◆ TO DO
Reproduce every record verbatim but drop the pictures.

◆ Excerpts from an interface dataset
········

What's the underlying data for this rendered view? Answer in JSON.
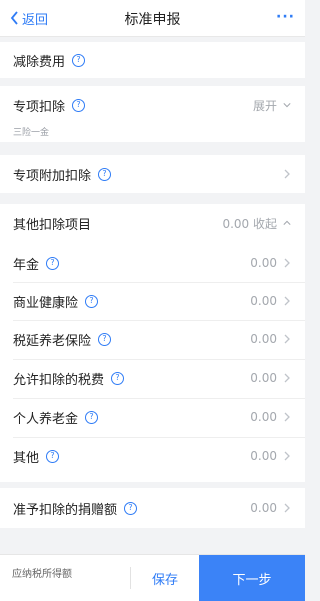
{
  "nav": {
    "back_label": "返回",
    "title": "标准申报",
    "more": "···"
  },
  "sections": {
    "reduce_fees": {
      "label": "减除费用"
    },
    "special": {
      "label": "专项扣除",
      "right_text": "展开",
      "sub": "三险一金"
    },
    "special_additional": {
      "label": "专项附加扣除"
    },
    "other": {
      "label": "其他扣除项目",
      "right_text": "0.00 收起",
      "items": [
        {
          "label": "年金",
          "value": "0.00"
        },
        {
          "label": "商业健康险",
          "value": "0.00"
        },
        {
          "label": "税延养老保险",
          "value": "0.00"
        },
        {
          "label": "允许扣除的税费",
          "value": "0.00"
        },
        {
          "label": "个人养老金",
          "value": "0.00"
        },
        {
          "label": "其他",
          "value": "0.00"
        }
      ]
    },
    "donation": {
      "label": "准予扣除的捐赠额",
      "value": "0.00"
    }
  },
  "bottom": {
    "tax_label": "应纳税所得额",
    "save_label": "保存",
    "next_label": "下一步"
  },
  "colors": {
    "accent": "#2f7cf6",
    "primary_button": "#3b83f7",
    "background": "#f2f3f5"
  }
}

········

◆ SOLVED PROBLEM
What's the underlying data for this rendered view? Answer in JSON.
{
  "nav": {
    "back_label": "返回",
    "title": "标准申报",
    "more": "···"
  },
  "sections": {
    "reduce_fees": {
      "label": "减除费用"
    },
    "special": {
      "label": "专项扣除",
      "right_text": "展开",
      "sub": "三险一金"
    },
    "special_additional": {
      "label": "专项附加扣除"
    },
    "other": {
      "label": "其他扣除项目",
      "right_text": "0.00 收起",
      "items": [
        {
          "label": "年金",
          "value": "0.00"
        },
        {
          "label": "商业健康险",
          "value": "0.00"
        },
        {
          "label": "税延养老保险",
          "value": "0.00"
        },
        {
          "label": "允许扣除的税费",
          "value": "0.00"
        },
        {
          "label": "个人养老金",
          "value": "0.00"
        },
        {
          "label": "其他",
          "value": "0.00"
        }
      ]
    },
    "donation": {
      "label": "准予扣除的捐赠额",
      "value": "0.00"
    }
  },
  "bottom": {
    "tax_label": "应纳税所得额",
    "save_label": "保存",
    "next_label": "下一步"
  },
  "colors": {
    "accent": "#2f7cf6",
    "primary_button": "#3b83f7",
    "background": "#f2f3f5"
  }
}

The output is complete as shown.